Vietnam’s already strong economic outlook received another boost last week after Japanese investment bank Nomura named it the biggest winner from the United States (US) – China trade war, with its economy surging by 7.9 percent as a result of one year’s worth of trade diversions leading up to the first quarter of this year.
The standoff has seen gross domestic product (GDP) gains in several other countries, though none of them are anywhere as close to Vietnam’s.
Taiwan are the next biggest benefactor of the trade war after its GDP rose by 2.1 percent, followed by Chile (1.5 percent), Malaysia (1.3 percent) and Argentina (1.2 percent). Singapore (0.7 percent), Thailand (0.5 percent) and the Philippines (0.1 percent) were the other ASEAN countries which saw their economies rise according to the report released last week.
‘Negative for the world economy’
“The escalating trade war between the world’s two largest economies is no doubt negative for the world economy, but one aspect can be positive: the US and China diverting imports away from each other to other countries can benefit some industries in those economies,” Nomura analysts said in the report.
Both Vietnam and Taiwan gained far more from US tariffs on China than vice versa, and a large share of Vietnam’s gains came from additional imports of goods covered by US tariffs on Chinese electronics – likely because it is easier for multinationals to shift production to facilities outside China.
The report, which estimated gains for the world’s top 50 economies, is likely the first major research paper to take into account one year’s worth of trade since the US imposed its first round of tariffs on almost US$50 billion worth of Chinese imports last April. The study looked at US tariffs on US$250 billion worth of Chinese goods and China’s levies on US$110 billion worth of US products.
Nomura found evidence of US and China import substitution in 52 percent of the 1,981 tariffed products, with trade in Chinese furniture and travel goods joining electronics as the most likely to be diverted. Chile and Argentina gained the most due to Chinese duties on US soybeans, aircraft, grain and cotton.
The report comes on the back of other equally impressive statistics surrounding Vietnam’s economic growth.
Vietnam has been among the fastest-growing sources of American imports after they grew 40.2 percent year-on-year in the first three months of 2019 according to latest US Census Bureau import trade data.
And less than two weeks ago, Singapore-based DBS Bank predicted that Vietnam’s economy would surpass Singapore’s in the next decade if both countries maintain their current rate of growth.
As it is, Vietnam’s economy grew by 7.1 percent last year boosted by its manufacturing sector, the second fastest rate in Asia behind India’s 7.2 percent.

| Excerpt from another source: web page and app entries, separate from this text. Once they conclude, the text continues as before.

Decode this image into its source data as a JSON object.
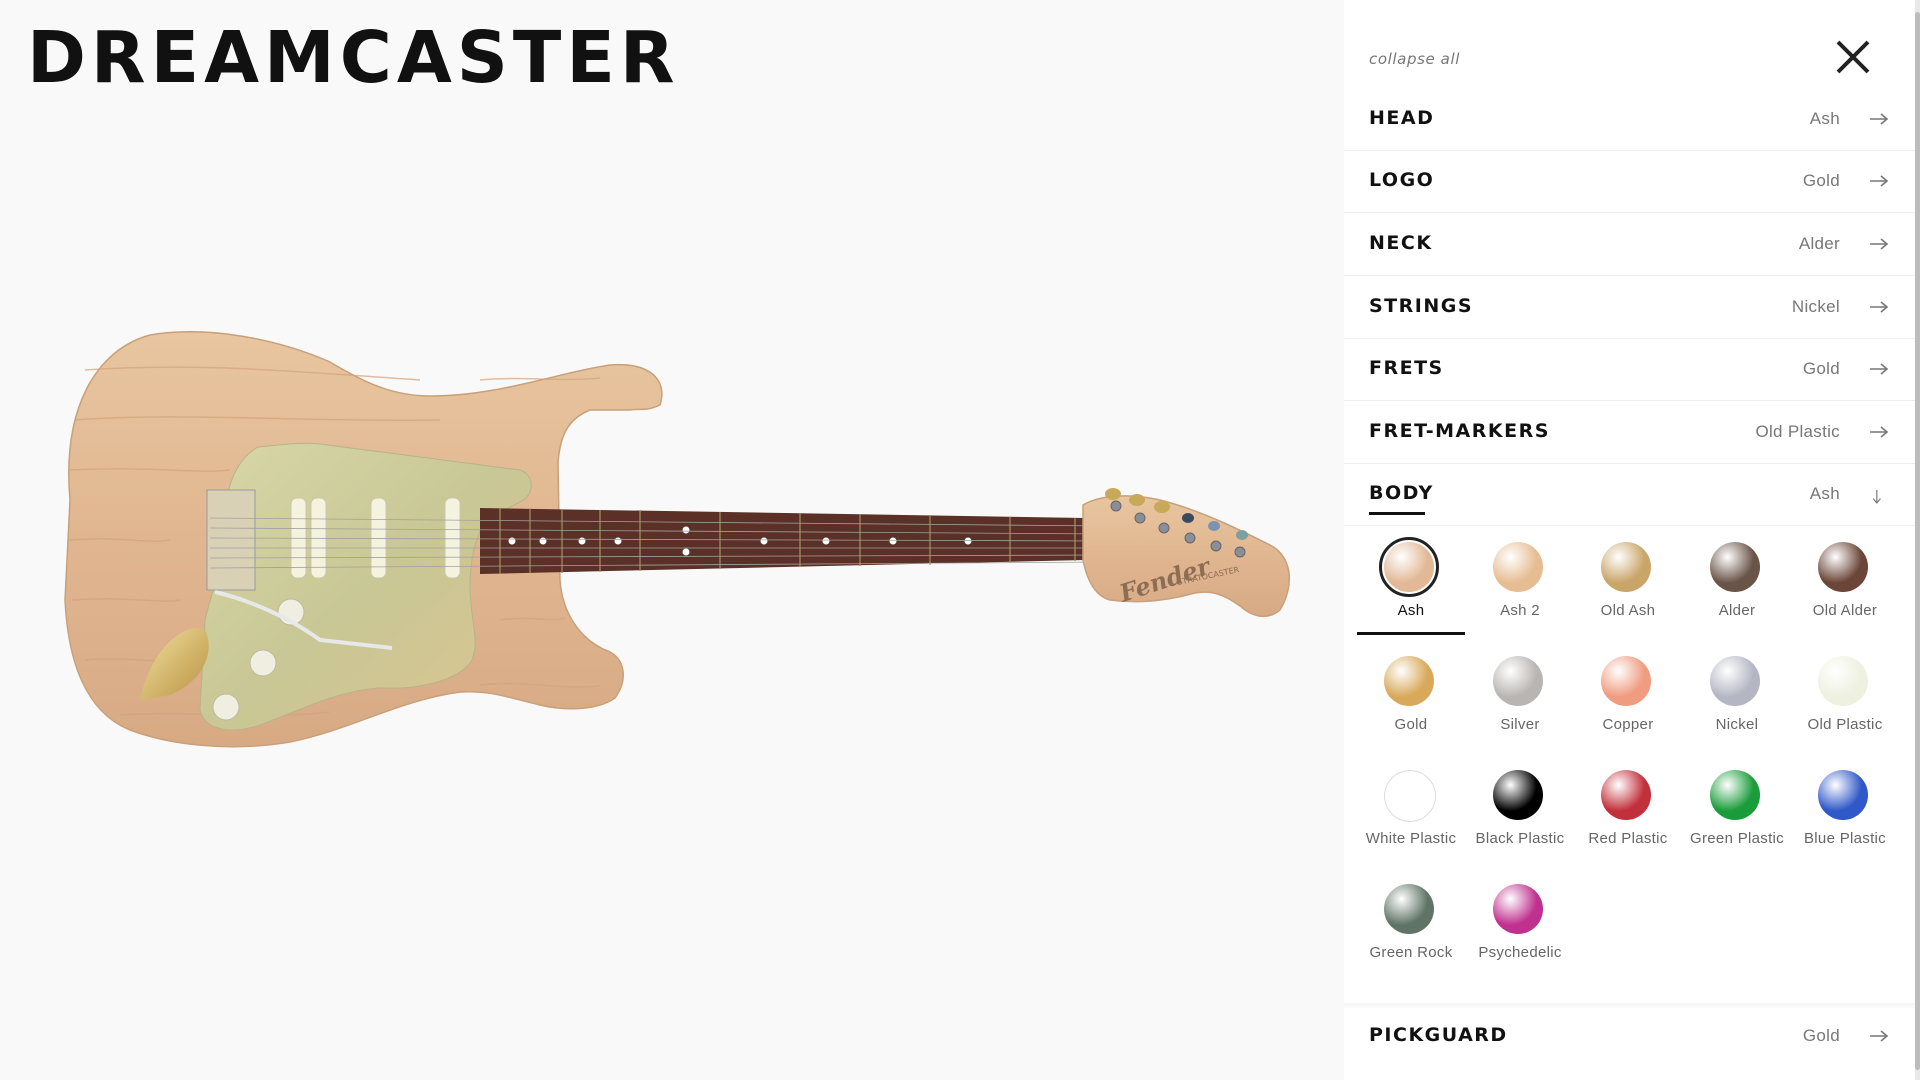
{
  "brand": {
    "title": "DREAMCASTER"
  },
  "guitar": {
    "headstock_logo": "Fender",
    "headstock_model": "STRATOCASTER"
  },
  "panel": {
    "collapse_all": "collapse all",
    "close_icon": "close-icon",
    "rows": [
      {
        "name": "HEAD",
        "value": "Ash",
        "icon": "arrow-right-icon"
      },
      {
        "name": "LOGO",
        "value": "Gold",
        "icon": "arrow-right-icon"
      },
      {
        "name": "NECK",
        "value": "Alder",
        "icon": "arrow-right-icon"
      },
      {
        "name": "STRINGS",
        "value": "Nickel",
        "icon": "arrow-right-icon"
      },
      {
        "name": "FRETS",
        "value": "Gold",
        "icon": "arrow-right-icon"
      },
      {
        "name": "FRET-MARKERS",
        "value": "Old Plastic",
        "icon": "arrow-right-icon"
      },
      {
        "name": "BODY",
        "value": "Ash",
        "icon": "arrow-down-icon",
        "expanded": true
      }
    ],
    "materials": [
      {
        "label": "Ash",
        "color": "#e2b896",
        "selected": true
      },
      {
        "label": "Ash 2",
        "color": "#e6bd92"
      },
      {
        "label": "Old Ash",
        "color": "#c9a56a"
      },
      {
        "label": "Alder",
        "color": "#6a5448"
      },
      {
        "label": "Old Alder",
        "color": "#6b4538"
      },
      {
        "label": "Gold",
        "color": "#d8a95a"
      },
      {
        "label": "Silver",
        "color": "#b9b5b3"
      },
      {
        "label": "Copper",
        "color": "#ef9c80"
      },
      {
        "label": "Nickel",
        "color": "#b4b6c4"
      },
      {
        "label": "Old Plastic",
        "color": "#eef0e0"
      },
      {
        "label": "White Plastic",
        "color": "#ffffff"
      },
      {
        "label": "Black Plastic",
        "color": "#000000"
      },
      {
        "label": "Red Plastic",
        "color": "#c2303b"
      },
      {
        "label": "Green Plastic",
        "color": "#1a9c3a"
      },
      {
        "label": "Blue Plastic",
        "color": "#2f58c8"
      },
      {
        "label": "Green Rock",
        "color": "#5f7467"
      },
      {
        "label": "Psychedelic",
        "color": "#c0308e"
      }
    ],
    "footer_row": {
      "name": "PICKGUARD",
      "value": "Gold",
      "icon": "arrow-right-icon"
    }
  }
}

Vietnam and US
While Vietnam was one of the five countries added to the US Treasury Department’s watch list for currency manipulation late last month for artificially holding down the value of the dong, financial analysts Bloomberg still expect Vietnam’s exports to the US to hit nearly US$69 billion this year – this after total bilateral trade of almost US$62 billion last year.

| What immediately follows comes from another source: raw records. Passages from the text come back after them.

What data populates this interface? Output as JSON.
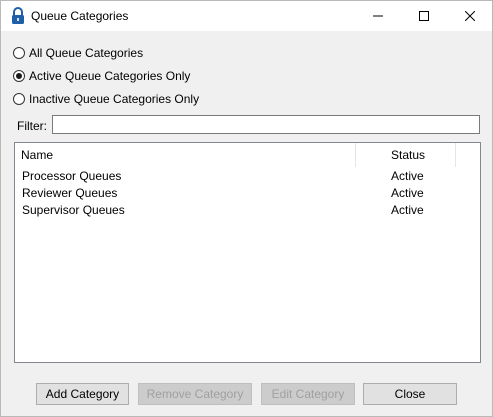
{
  "window": {
    "title": "Queue Categories",
    "icon": "padlock-icon"
  },
  "filter_options": [
    {
      "label": "All Queue Categories",
      "checked": false
    },
    {
      "label": "Active Queue Categories Only",
      "checked": true
    },
    {
      "label": "Inactive Queue Categories Only",
      "checked": false
    }
  ],
  "filter": {
    "label": "Filter:",
    "value": "",
    "placeholder": ""
  },
  "list": {
    "columns": [
      "Name",
      "Status"
    ],
    "rows": [
      {
        "name": "Processor Queues",
        "status": "Active"
      },
      {
        "name": "Reviewer Queues",
        "status": "Active"
      },
      {
        "name": "Supervisor Queues",
        "status": "Active"
      }
    ]
  },
  "buttons": {
    "add": {
      "label": "Add Category",
      "enabled": true
    },
    "remove": {
      "label": "Remove Category",
      "enabled": false
    },
    "edit": {
      "label": "Edit Category",
      "enabled": false
    },
    "close": {
      "label": "Close",
      "enabled": true
    }
  },
  "colors": {
    "icon_blue": "#1e5fa8",
    "window_bg": "#f0f0f0",
    "disabled_text": "#a0a0a0"
  }
}
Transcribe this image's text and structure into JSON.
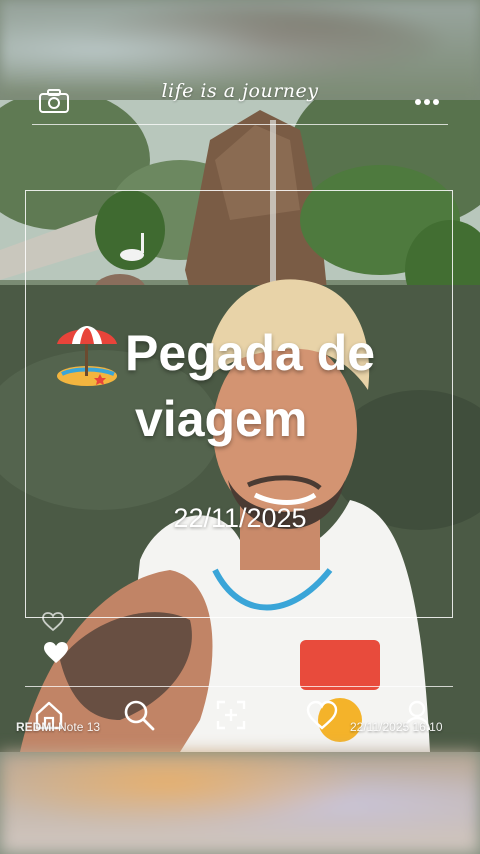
{
  "top_text": "life is a journey",
  "headline": {
    "line1": "Pegada de",
    "line2": "viagem"
  },
  "date": "22/11/2025",
  "watermark": {
    "brand": "REDMI",
    "model": "Note 13",
    "timestamp": "22/11/2025 16:10"
  },
  "icons": {
    "camera": "camera-icon",
    "more": "more-dots-icon",
    "umbrella": "beach-umbrella-icon",
    "heart_outline": "heart-outline-icon",
    "heart": "heart-icon",
    "home": "home-icon",
    "search": "search-icon",
    "add": "add-square-icon",
    "heart_nav": "heart-nav-icon",
    "profile": "profile-icon"
  },
  "colors": {
    "text": "#ffffff",
    "umbrella_red": "#e8443a",
    "sand": "#f3b53f"
  }
}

Vietnam has a healthy economic relationship with the US, and their trade surplus with the world’s largest economy stood at US$39.5 billion in 2018.
US President Donald Trump is well aware that Vietnam stands to gain from the trade war.
“Many tariffed companies will be leaving China for Vietnam and other such countries in Asia. That’s why China wants to make a deal so badly!” Trump wrote on Twitter on May 13.
The big picture
Although the Institute of Chartered Accountants in England and Wales’ (ICAEW) recent report on ASEAN noted that trade diversion may temporarily benefit Vietnam, the country remains highly exposed to China.
Total exports to China in accounted for 10.3 percent of GDP in 2017, of which around 85 percent was used to meet Chinese domestic demand.
China is ASEAN’s top trading partner, and tariffs on both sides of the pond mean that companies in the middle of the global supply chain are losing out. This is evident in the ICAEW report which stated that the deterioration in export momentum across ASEAN has continued into the second quarter of 2019, with only Vietnam bucking the trend.
As Nomura concluded in the report, higher US tariffs penalise not only the assembler of the product but also suppliers through the value chain – and smaller Asian economies are particularly vulnerable given Asia’s elaborate supply chains with China at the epicentre.